PROMPT: Each line of the data below that contains "value" must be copied.

RECORD EXCERPTS:
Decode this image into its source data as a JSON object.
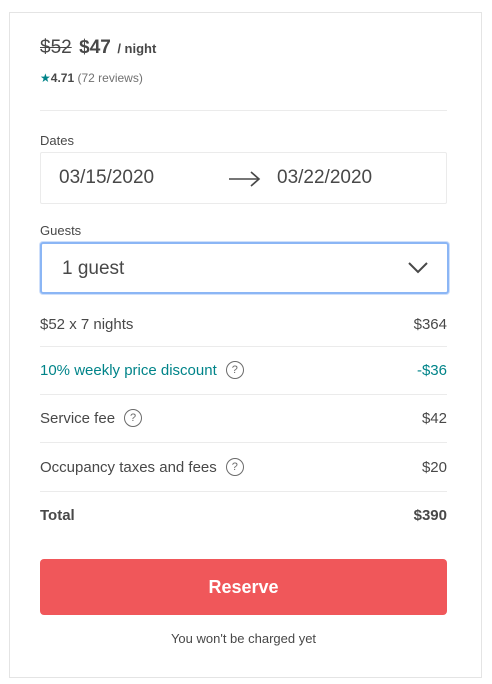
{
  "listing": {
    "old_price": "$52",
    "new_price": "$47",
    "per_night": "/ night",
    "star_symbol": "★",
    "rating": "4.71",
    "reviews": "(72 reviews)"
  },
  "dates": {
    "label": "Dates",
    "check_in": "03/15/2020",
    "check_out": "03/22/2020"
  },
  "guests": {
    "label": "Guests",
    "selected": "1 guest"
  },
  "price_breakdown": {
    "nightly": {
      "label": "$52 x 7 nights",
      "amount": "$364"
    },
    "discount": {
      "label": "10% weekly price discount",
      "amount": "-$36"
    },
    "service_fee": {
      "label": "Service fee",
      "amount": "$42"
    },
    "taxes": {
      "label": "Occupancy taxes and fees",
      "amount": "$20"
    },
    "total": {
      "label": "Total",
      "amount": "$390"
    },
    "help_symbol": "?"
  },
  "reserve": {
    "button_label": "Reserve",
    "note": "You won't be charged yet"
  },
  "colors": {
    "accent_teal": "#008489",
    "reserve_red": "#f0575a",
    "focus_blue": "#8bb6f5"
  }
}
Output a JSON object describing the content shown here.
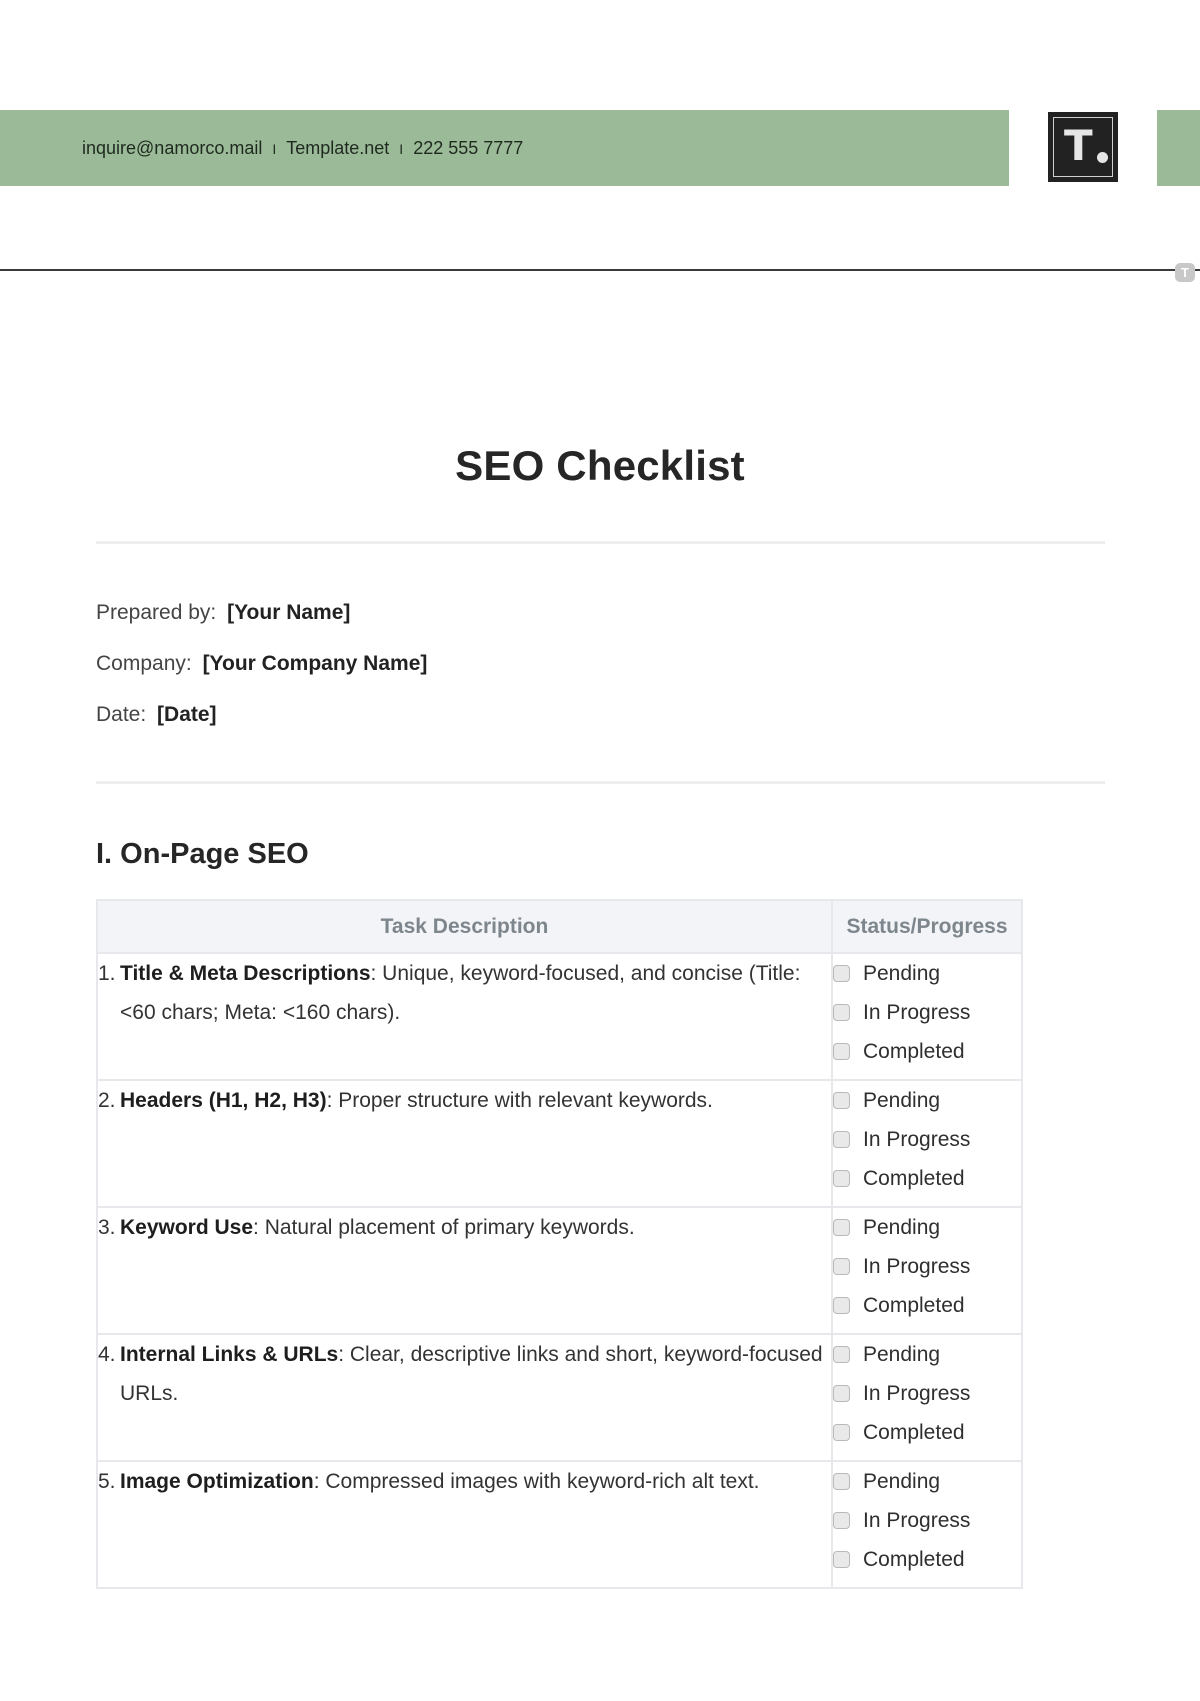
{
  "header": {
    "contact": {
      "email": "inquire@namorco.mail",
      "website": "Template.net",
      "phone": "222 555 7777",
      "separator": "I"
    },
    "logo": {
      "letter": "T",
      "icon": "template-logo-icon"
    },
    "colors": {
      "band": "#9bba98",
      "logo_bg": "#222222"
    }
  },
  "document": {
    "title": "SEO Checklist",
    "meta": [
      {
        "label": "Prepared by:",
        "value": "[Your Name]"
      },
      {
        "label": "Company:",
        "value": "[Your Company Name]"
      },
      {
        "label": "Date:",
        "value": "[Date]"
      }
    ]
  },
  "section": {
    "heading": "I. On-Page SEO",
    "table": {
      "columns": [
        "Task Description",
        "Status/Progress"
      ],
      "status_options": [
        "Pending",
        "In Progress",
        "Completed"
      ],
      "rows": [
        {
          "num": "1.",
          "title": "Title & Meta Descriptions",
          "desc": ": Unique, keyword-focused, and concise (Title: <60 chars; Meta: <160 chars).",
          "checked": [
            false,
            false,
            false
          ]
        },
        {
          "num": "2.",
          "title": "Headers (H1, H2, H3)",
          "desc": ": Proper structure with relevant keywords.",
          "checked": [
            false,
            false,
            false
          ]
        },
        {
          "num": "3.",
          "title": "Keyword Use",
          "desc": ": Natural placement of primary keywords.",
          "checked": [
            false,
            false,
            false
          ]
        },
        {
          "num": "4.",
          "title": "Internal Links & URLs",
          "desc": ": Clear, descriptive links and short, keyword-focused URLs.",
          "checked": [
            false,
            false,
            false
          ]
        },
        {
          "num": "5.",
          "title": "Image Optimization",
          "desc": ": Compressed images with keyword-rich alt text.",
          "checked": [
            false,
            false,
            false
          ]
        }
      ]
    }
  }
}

PROBLEM SOLUTION:
        "value": "[Your Name]"
        "value": "[Your Company Name]"
        "value": "[Date]"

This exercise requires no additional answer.